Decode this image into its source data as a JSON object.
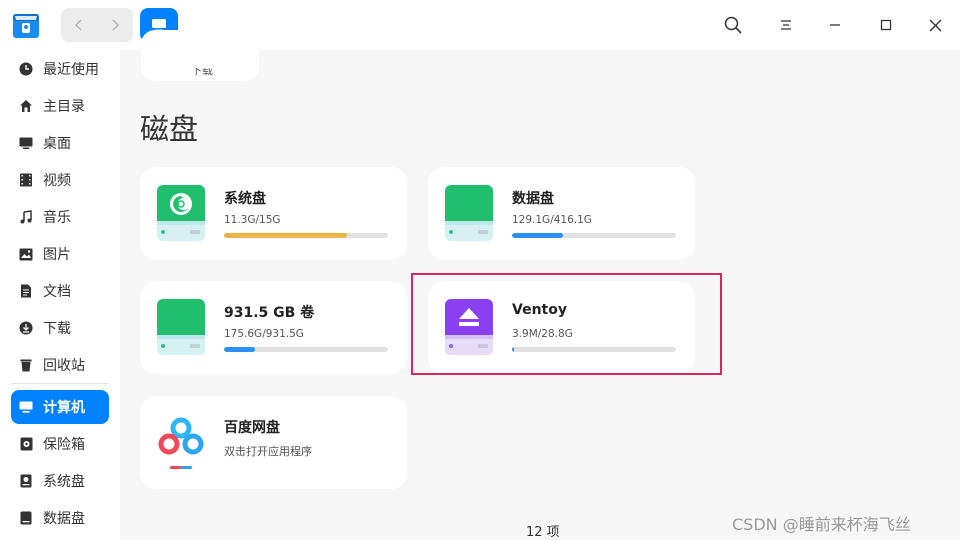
{
  "titlebar": {
    "app_icon": "file-manager-icon",
    "back_icon": "chevron-left-icon",
    "forward_icon": "chevron-right-icon",
    "crumb_icon": "computer-icon",
    "search_icon": "search-icon",
    "menu_icon": "menu-icon",
    "minimize_icon": "minimize-icon",
    "maximize_icon": "maximize-icon",
    "close_icon": "close-icon"
  },
  "sidebar": {
    "items": [
      {
        "label": "最近使用",
        "icon": "clock-icon"
      },
      {
        "label": "主目录",
        "icon": "home-icon"
      },
      {
        "label": "桌面",
        "icon": "desktop-icon"
      },
      {
        "label": "视频",
        "icon": "video-icon"
      },
      {
        "label": "音乐",
        "icon": "music-icon"
      },
      {
        "label": "图片",
        "icon": "picture-icon"
      },
      {
        "label": "文档",
        "icon": "document-icon"
      },
      {
        "label": "下载",
        "icon": "download-icon"
      },
      {
        "label": "回收站",
        "icon": "trash-icon"
      },
      {
        "label": "计算机",
        "icon": "computer-icon",
        "active": true
      },
      {
        "label": "保险箱",
        "icon": "vault-icon"
      },
      {
        "label": "系统盘",
        "icon": "drive-icon"
      },
      {
        "label": "数据盘",
        "icon": "drive-icon"
      }
    ]
  },
  "main": {
    "partial_card_label": "下载",
    "section_title": "磁盘",
    "disks": [
      {
        "name": "系统盘",
        "size": "11.3G/15G",
        "usage": 0.753,
        "bar_color": "#f0b44c",
        "icon": "deepin-system-drive-icon"
      },
      {
        "name": "数据盘",
        "size": "129.1G/416.1G",
        "usage": 0.31,
        "bar_color": "#2b8ff3",
        "icon": "green-drive-icon"
      },
      {
        "name": "931.5 GB 卷",
        "size": "175.6G/931.5G",
        "usage": 0.189,
        "bar_color": "#2b8ff3",
        "icon": "green-drive-icon"
      },
      {
        "name": "Ventoy",
        "size": "3.9M/28.8G",
        "usage": 0.012,
        "bar_color": "#2b8ff3",
        "icon": "removable-drive-icon"
      }
    ],
    "cloud": {
      "name": "百度网盘",
      "desc": "双击打开应用程序",
      "icon": "baidu-netdisk-icon"
    },
    "status": "12 项"
  },
  "watermark": "CSDN @睡前来杯海飞丝",
  "colors": {
    "accent": "#0081ff",
    "highlight": "#e0245e",
    "drive_green": "#1fbf6e",
    "ventoy_purple": "#8a3ff0"
  }
}
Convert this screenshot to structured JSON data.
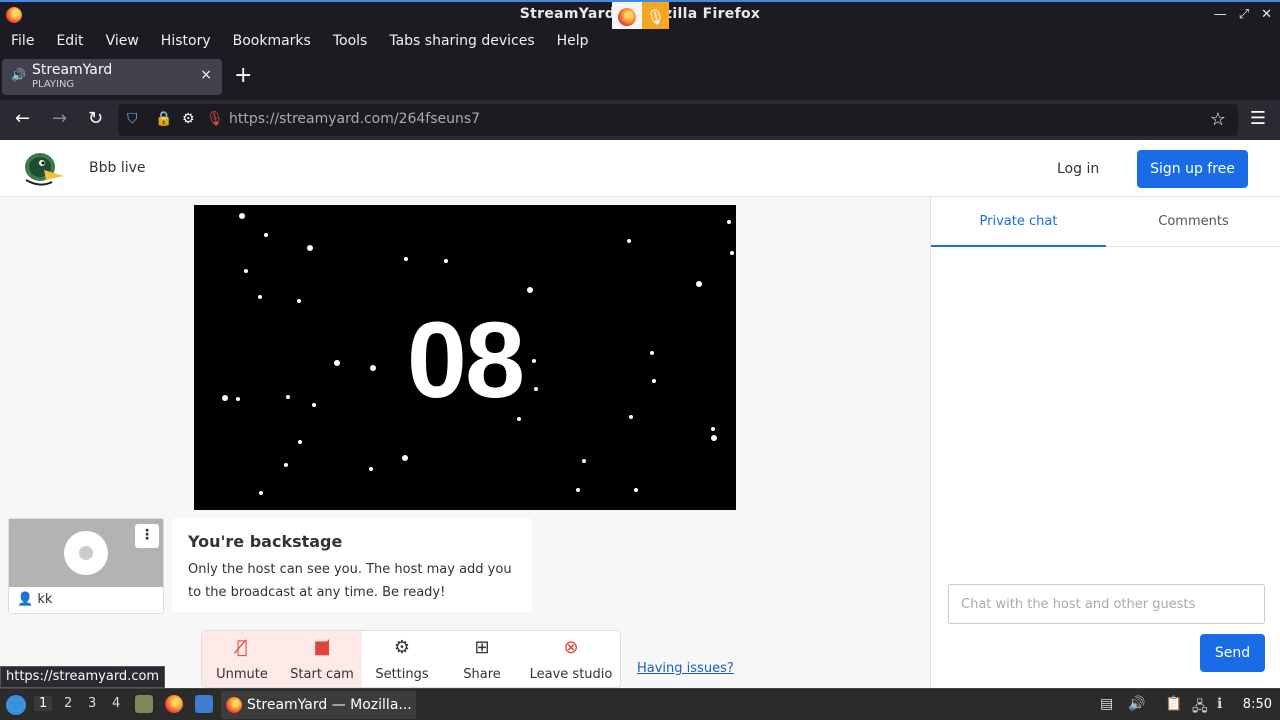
{
  "window": {
    "title": "StreamYard — Mozilla Firefox",
    "title_display": "StreamYard — Mozilla Firefox"
  },
  "menu": [
    "File",
    "Edit",
    "View",
    "History",
    "Bookmarks",
    "Tools",
    "Tabs sharing devices",
    "Help"
  ],
  "tab": {
    "title": "StreamYard",
    "subtitle": "PLAYING",
    "close": "×"
  },
  "nav": {
    "url_host": "https://streamyard.com",
    "url_path": "/264fseuns7"
  },
  "site": {
    "broadcast_name": "Bbb live",
    "login": "Log in",
    "signup": "Sign up free"
  },
  "stage": {
    "countdown": "08"
  },
  "self": {
    "name": "kk"
  },
  "backstage": {
    "heading": "You're backstage",
    "text": "Only the host can see you. The host may add you to the broadcast at any time. Be ready!"
  },
  "controls": {
    "unmute": "Unmute",
    "start_cam": "Start cam",
    "settings": "Settings",
    "share": "Share",
    "leave": "Leave studio",
    "issues": "Having issues?"
  },
  "chat": {
    "tab_private": "Private chat",
    "tab_comments": "Comments",
    "placeholder": "Chat with the host and other guests",
    "send": "Send"
  },
  "status_link": "https://streamyard.com",
  "taskbar": {
    "workspaces": [
      "1",
      "2",
      "3",
      "4"
    ],
    "task_label": "StreamYard — Mozilla...",
    "clock": "8:50"
  },
  "colors": {
    "accent": "#1a6ce6",
    "danger": "#e0443a"
  }
}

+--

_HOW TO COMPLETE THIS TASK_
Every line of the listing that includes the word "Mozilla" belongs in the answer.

_SOLUTION_
    "title": "StreamYard — Mozilla Firefox",
    "title_display": "StreamYard — Mozilla Firefox"
    "task_label": "StreamYard — Mozilla...",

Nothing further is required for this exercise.